Annually there are more than 4,100 divorces on O‘ahu alone. There are many reasons why spouses seek divorce. They may have grown apart. There may be issues relating to domestic violence, substance abuse, mental health or infidelity. There may be insurmountable economic pressures. Whatever the reason, these issues need to be recognized, analyzed and factored in as to how cases proceed. Bryant and Youmans have many years of dealing with the multitude of issues resulting in the end of marriages, and advise their clients on appropriate and reasonable courses of action.

There are four distinct concerns in divorce:

  1. Dissolution of the marriage means that the marriage is “irretrievable broken.” In other words, the parties are no longer able to live together as spouses.
  2. Custody is determined solely in the best interest of the children. The Family Court will not grant custody to a parent without such a showing. Timesharing or visitation must also be shown to be in the best interest of the children.

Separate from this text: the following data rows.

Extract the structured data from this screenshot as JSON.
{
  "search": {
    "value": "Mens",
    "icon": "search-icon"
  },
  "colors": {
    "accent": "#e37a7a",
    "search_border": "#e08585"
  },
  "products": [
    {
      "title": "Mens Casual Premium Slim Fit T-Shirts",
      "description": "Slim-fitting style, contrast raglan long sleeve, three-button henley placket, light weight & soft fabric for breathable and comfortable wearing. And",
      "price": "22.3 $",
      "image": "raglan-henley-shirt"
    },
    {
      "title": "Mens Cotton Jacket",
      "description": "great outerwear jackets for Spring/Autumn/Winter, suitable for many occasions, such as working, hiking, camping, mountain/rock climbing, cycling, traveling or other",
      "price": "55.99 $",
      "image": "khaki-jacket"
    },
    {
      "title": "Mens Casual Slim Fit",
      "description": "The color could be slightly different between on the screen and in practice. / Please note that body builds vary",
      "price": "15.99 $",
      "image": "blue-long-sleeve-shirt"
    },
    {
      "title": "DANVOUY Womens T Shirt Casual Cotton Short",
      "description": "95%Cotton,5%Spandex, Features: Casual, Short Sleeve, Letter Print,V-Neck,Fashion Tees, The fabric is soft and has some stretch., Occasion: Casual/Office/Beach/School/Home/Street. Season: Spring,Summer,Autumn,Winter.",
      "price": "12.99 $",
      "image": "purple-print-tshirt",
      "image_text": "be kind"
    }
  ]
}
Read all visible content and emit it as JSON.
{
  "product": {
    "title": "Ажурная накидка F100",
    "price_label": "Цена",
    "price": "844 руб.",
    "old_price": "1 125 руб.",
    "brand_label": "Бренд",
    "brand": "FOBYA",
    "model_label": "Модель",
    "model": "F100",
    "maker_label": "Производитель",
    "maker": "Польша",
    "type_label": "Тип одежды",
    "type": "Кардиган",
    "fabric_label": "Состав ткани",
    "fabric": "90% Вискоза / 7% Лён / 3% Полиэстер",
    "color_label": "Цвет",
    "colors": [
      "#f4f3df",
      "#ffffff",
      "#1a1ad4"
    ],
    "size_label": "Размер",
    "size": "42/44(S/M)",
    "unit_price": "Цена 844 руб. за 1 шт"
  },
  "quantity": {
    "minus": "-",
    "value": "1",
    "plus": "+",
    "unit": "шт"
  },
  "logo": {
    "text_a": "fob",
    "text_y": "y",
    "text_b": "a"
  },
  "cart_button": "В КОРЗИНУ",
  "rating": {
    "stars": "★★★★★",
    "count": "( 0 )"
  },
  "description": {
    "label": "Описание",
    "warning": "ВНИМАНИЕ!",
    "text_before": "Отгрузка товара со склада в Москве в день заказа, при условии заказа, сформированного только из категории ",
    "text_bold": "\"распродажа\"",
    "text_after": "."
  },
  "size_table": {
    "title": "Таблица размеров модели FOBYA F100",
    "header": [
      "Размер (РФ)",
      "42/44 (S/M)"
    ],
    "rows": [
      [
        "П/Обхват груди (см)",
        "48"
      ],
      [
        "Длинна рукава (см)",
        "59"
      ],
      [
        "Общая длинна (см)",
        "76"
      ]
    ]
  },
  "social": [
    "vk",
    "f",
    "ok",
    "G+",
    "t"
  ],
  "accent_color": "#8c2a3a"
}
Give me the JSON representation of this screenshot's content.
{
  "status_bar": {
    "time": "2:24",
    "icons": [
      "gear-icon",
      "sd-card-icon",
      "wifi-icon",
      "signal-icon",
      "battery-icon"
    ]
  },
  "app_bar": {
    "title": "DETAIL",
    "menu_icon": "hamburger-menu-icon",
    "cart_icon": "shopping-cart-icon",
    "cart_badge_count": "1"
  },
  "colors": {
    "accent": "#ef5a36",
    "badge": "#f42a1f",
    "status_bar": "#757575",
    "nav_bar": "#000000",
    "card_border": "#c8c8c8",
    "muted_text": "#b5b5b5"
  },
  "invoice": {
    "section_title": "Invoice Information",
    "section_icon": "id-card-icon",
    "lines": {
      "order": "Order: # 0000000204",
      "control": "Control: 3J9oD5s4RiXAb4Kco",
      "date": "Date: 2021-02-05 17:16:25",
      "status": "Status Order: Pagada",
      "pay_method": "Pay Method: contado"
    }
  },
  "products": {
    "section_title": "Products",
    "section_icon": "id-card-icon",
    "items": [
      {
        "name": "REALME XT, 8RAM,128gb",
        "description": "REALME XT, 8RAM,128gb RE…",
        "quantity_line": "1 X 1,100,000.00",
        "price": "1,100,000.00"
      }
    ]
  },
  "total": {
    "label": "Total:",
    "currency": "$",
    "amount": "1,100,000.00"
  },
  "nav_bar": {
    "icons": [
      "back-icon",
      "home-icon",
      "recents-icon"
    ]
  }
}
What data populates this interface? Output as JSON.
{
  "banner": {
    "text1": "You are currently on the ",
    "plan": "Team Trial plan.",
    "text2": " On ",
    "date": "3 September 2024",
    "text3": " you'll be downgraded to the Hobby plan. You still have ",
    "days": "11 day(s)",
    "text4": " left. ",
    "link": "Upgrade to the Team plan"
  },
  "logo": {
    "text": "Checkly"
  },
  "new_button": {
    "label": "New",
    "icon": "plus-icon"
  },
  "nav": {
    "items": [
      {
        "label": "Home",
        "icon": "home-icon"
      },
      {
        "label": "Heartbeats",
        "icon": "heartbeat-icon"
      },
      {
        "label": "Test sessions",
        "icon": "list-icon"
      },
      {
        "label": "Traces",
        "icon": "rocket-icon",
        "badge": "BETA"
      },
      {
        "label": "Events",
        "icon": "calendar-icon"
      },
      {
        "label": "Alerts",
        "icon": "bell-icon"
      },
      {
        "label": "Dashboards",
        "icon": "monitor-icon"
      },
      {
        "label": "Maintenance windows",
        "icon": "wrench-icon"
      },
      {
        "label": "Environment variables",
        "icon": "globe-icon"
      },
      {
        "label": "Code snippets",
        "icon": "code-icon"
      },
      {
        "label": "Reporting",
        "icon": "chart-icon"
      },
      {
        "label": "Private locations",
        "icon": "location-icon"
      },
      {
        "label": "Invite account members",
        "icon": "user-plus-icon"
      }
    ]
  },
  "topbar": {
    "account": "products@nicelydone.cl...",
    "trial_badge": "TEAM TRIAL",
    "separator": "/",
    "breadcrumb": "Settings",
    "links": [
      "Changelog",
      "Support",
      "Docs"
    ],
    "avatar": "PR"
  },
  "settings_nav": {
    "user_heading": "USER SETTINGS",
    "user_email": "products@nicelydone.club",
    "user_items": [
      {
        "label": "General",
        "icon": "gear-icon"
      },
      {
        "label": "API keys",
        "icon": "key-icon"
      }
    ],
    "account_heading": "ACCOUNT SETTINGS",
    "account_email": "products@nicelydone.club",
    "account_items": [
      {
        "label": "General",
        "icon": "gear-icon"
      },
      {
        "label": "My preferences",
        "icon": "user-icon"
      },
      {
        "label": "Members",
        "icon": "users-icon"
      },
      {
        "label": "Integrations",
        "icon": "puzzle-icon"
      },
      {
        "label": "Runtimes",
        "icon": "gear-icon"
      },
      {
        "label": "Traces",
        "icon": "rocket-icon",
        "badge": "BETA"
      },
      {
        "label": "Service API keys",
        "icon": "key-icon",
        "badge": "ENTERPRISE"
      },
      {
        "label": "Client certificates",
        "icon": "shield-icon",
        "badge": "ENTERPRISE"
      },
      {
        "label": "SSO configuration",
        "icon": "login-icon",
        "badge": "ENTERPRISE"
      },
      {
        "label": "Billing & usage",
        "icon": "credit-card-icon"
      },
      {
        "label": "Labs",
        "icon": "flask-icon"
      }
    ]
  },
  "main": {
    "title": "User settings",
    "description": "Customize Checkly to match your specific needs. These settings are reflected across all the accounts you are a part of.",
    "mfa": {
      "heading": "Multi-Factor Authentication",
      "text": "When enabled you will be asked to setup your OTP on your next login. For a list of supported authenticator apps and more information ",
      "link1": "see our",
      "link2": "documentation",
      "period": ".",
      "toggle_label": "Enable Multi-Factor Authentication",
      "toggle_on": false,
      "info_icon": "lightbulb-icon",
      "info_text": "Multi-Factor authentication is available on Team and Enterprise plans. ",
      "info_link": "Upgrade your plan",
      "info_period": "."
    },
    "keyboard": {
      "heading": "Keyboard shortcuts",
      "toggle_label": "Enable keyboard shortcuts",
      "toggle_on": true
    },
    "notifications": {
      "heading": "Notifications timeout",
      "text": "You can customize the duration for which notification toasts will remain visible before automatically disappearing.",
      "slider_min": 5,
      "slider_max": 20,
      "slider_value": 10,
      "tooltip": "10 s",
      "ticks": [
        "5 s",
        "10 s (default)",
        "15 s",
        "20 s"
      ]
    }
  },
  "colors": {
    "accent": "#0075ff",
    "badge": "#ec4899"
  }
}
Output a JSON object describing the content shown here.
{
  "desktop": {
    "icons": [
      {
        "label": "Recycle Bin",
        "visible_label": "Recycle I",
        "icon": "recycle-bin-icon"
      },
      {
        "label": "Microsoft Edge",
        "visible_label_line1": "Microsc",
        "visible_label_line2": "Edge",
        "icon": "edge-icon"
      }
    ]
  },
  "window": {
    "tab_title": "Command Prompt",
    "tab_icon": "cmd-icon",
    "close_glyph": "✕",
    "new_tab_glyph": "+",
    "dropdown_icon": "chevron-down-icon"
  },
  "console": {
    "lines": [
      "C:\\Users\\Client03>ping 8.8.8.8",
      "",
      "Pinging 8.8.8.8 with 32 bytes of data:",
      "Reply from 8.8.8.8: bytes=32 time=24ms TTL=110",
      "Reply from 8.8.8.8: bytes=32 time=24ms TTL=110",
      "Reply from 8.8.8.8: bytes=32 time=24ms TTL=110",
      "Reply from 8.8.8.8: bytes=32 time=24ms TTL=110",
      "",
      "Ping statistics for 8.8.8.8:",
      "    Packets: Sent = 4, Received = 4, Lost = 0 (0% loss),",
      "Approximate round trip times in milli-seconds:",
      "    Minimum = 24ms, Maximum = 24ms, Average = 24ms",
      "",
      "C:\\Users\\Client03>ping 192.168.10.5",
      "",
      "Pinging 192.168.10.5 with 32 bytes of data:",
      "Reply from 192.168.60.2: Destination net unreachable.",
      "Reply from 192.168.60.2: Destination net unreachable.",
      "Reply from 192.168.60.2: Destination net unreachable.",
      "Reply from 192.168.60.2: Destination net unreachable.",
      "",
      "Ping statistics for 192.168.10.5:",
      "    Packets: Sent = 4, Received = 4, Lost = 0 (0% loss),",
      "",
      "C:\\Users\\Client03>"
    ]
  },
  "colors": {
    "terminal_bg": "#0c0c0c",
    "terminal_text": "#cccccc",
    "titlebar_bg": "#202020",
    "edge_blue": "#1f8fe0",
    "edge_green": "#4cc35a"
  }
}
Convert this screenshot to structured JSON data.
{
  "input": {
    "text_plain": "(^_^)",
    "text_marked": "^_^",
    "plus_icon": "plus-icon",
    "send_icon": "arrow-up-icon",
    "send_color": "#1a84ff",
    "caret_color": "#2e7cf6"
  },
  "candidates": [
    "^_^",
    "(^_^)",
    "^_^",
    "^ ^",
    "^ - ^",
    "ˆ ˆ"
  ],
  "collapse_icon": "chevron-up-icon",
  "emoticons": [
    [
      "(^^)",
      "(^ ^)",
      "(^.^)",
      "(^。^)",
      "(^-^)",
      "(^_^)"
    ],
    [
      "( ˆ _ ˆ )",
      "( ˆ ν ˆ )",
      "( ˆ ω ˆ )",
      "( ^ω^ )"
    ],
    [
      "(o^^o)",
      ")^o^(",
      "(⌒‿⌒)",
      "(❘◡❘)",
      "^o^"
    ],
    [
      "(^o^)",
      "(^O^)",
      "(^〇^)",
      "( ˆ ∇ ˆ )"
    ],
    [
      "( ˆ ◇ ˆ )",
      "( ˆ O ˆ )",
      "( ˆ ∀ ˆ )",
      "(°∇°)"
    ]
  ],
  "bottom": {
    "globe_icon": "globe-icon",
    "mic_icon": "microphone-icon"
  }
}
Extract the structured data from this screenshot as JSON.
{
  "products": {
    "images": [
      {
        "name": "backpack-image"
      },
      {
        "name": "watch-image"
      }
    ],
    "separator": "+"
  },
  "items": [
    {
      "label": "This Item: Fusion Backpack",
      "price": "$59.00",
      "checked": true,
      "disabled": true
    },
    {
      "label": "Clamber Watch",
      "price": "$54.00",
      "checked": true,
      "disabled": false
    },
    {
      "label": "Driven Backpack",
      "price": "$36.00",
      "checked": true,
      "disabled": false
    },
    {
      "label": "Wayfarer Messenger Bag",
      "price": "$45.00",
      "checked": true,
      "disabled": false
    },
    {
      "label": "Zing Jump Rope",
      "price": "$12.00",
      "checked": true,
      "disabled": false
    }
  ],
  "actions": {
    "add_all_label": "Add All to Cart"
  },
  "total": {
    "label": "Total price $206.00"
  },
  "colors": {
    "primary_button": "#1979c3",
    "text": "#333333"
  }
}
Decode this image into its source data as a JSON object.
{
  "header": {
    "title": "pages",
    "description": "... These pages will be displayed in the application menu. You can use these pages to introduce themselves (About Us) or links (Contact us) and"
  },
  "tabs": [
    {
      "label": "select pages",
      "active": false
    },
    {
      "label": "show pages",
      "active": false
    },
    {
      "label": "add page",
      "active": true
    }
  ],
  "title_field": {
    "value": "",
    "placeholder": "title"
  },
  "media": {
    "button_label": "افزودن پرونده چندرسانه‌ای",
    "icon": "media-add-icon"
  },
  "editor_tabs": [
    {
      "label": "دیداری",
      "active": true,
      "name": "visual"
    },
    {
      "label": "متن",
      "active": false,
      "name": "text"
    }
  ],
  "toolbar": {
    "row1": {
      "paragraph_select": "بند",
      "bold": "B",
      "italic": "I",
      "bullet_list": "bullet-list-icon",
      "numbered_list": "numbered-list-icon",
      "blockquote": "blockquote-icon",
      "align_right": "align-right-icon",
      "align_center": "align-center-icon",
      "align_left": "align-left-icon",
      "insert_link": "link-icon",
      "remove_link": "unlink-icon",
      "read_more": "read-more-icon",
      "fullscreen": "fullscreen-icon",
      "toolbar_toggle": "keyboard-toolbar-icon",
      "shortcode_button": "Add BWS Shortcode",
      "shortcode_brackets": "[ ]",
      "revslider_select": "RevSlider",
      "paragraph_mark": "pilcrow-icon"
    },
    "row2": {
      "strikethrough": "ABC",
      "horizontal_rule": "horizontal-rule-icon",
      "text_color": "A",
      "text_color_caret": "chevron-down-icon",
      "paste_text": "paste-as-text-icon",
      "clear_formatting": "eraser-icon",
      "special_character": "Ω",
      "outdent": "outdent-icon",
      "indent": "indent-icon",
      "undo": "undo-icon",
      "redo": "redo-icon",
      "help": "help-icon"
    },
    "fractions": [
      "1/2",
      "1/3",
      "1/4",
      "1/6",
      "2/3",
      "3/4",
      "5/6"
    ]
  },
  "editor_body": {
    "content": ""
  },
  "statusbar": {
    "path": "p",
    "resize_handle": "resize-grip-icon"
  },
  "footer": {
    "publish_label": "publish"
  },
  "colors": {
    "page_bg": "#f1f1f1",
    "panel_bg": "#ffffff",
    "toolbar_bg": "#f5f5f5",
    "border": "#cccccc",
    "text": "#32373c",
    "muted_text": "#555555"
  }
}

    There are two types of custody:
    • Legal custody pertains to decision-making. A parent with sole legal custody generally makes all the major decisions regarding the children, including, but not limited to educational and medical decisions. Parents with joint legal custody make joint decisions.
    • Physical custody pertains to where the children are to live. There are many different timesharing arrangements from a fifty-fifty split to supervised visits or no visits at all.
    • Child Support is based on a formula called the “Child Support Guidelines Worksheet.” This form factors in what the custody and visitation arrangements are, the gross monthly incomes of the parties, who is paying for the child’s health insurance and how much, and who is paying for the child’s child care expenses and how much. This form is available on the Hawaii State Judiciary’s Website.
  3. Alimony is monthly financial support provided by a higher income spouse to a lower income spouse. Unlike child support, there is no formula for alimony. Generally, Family Court will order alimony when necessary to allow the lower income spouse to maintain the standard of living enjoyed during the marriage, if the higher income spouse can afford it. The amount and duration of alimony in a particular case is impossible to predict. Alimony depends on many factors and is analyzed case by case. There are different types of alimony and support, including an award of additional property from the marital estate in lieu of alimony.
  4. Property Division in Hawai‘i is by statute to be “just and equitable.” The appellate courts in Hawai‘i have created the “Marital Partnership Principles” in determining what is just and equitable. These principles have led to the creation of five categories of property and the classification of the property will decide how the property will be awarded.A detailed analysis of marital property and the classification will be necessary to reach just and equitable property division. The completion of a detailed “Asset & Debt Statement” is necessary to begin the analysis.